Craig Wright is probably the most controversial figure in the crypto industry. Wright has been trying to make the world believe that he is the man behind the creation of Bitcoin and its underlying technology, Blockchain, since late December 2015, when he offered documentation to back up his claims.
Since then he has made several claims of being Satoshi and has re-surfaced with new possible evidence that supposedly proves his identity. The crypto community, however, wasn’t too convinced with Wright and has lashed back at him.
Wright has also sued popular cryptocurrency podcaster Peter McCormack, who accused him of fraud and making false claims of being Satoshi Nakamoto. He even claimed for £100,000 (over $130,000) in damages and legal costs and court fees.
The self-proclaimed inventor of Bitcoin has also been involved in an on-going case with David Kleiman. Wright has been sued by Ira Kleiman – the brother of Wright’s late business partner Dave Kleiman – for $10 billion, alleging that Wright was trying to seize Dave’s Bitcoin holdings from when they were mining together.

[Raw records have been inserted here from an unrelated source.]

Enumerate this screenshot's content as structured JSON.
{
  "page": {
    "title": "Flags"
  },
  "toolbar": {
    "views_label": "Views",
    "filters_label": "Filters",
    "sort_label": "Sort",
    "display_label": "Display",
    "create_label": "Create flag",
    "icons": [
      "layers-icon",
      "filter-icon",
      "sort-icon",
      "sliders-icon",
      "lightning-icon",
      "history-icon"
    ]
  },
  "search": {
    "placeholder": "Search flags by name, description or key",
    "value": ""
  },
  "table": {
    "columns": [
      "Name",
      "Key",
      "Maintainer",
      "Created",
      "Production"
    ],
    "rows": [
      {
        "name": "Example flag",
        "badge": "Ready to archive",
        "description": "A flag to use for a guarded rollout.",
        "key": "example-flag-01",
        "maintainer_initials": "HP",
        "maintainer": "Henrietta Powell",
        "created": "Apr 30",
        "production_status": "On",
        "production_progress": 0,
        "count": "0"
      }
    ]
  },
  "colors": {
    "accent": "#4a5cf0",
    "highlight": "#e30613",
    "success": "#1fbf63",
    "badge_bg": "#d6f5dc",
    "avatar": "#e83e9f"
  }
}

David Kleiman and Wright had allegedly mined 1.1 million Bitcoin together, which Wright entrusted to the ‘Tulip Trust.’ Now Kleiman is looking to get half of that back for his brother’s estate, as Wright alleges it is inaccessible. He had previously agreed to pay the dues and had also requested an extension of the deadline to October but broke the settlement later.
However, documents from The Tulip Trust contract that surfaced and is allegedly signed and written by David Kleiman on June 9, 2011, states that On January 1st, 2020, Wright would supposedly receive the private keys from a bonded courier, for a wallet that contain close to 1.1 million Bitcoins or $8 billion worth of BTC at the time of writing.
The documents stated that Kleiman allegedly “formed a trust,” and had “full control of all the software and keys to manage the bitcoin.” The Tulip Trust document describes a trust fund that’s ostensibly held in Seychelles and contains approximately 1,100,111 BTC.
When Wright was asked to disclose the public addresses he owned prior to December 31, 2013. He told the court that because the Tulip Trust is split into multiple keys, he cannot decrypt his file until he gets access to his key in 2020.
Later on, in a statement to Bloomberg News, Wright now claims that he “cannot be certain that information will in fact arrive.”
The on-going lawsuit is yet to be resolved and Wright is set to give his next deposition on January 14 – 15. If Wright does get access to this private key he would own $8 billion worth of BTC. Many investors are concerned that if the coins are dumped, it could gravely affect the market.
The BSV community, on the other hand, believes that the Tulip Trust is going to bolster BSV development and the firm Nchain.
Wright, however, told Bloomberg:
“I do not intend to dump my family’s BTC as some people suspect or want, as this would hurt many people in the industry.”
This might finally be the time when we get to know if Craig Wright is actually the inventor of Bitcoin or he was bluffing all this time. The next few steps following this case would be an interesting watch as this could also be Wright’s last chance to prove himself in court.